> **About this task**: Leave the pictures out. Return all other data exactly.

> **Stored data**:
- Opening Delimiter -

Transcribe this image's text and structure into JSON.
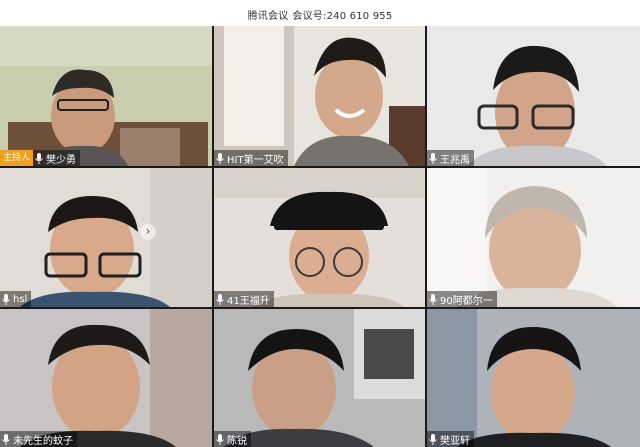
{
  "header": {
    "app_name": "腾讯会议",
    "meeting_id_label": "会议号:",
    "meeting_id": "240 610 955"
  },
  "participants": [
    {
      "name": "樊少勇",
      "host_badge": "主持人",
      "mic": "on"
    },
    {
      "name": "HIT第一艾吹",
      "mic": "on"
    },
    {
      "name": "王兆禹",
      "mic": "on"
    },
    {
      "name": "hsl",
      "mic": "on"
    },
    {
      "name": "41王福升",
      "mic": "on"
    },
    {
      "name": "90阿都尔一",
      "mic": "on"
    },
    {
      "name": "未先生的蚊子",
      "mic": "on"
    },
    {
      "name": "陈锐",
      "mic": "on"
    },
    {
      "name": "樊亚轩",
      "mic": "on"
    }
  ],
  "controls": {
    "next_page_glyph": "›"
  },
  "colors": {
    "host_badge": "#f0a020",
    "active_border": "#3a8ee6",
    "mic": "#ffffff"
  }
}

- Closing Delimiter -

> **Final answer**:
Transcribe this image's text and structure into JSON.
{
  "header": {
    "app_name": "腾讯会议",
    "meeting_id_label": "会议号:",
    "meeting_id": "240 610 955"
  },
  "participants": [
    {
      "name": "樊少勇",
      "host_badge": "主持人",
      "mic": "on"
    },
    {
      "name": "HIT第一艾吹",
      "mic": "on"
    },
    {
      "name": "王兆禹",
      "mic": "on"
    },
    {
      "name": "hsl",
      "mic": "on"
    },
    {
      "name": "41王福升",
      "mic": "on"
    },
    {
      "name": "90阿都尔一",
      "mic": "on"
    },
    {
      "name": "未先生的蚊子",
      "mic": "on"
    },
    {
      "name": "陈锐",
      "mic": "on"
    },
    {
      "name": "樊亚轩",
      "mic": "on"
    }
  ],
  "controls": {
    "next_page_glyph": "›"
  },
  "colors": {
    "host_badge": "#f0a020",
    "active_border": "#3a8ee6",
    "mic": "#ffffff"
  }
}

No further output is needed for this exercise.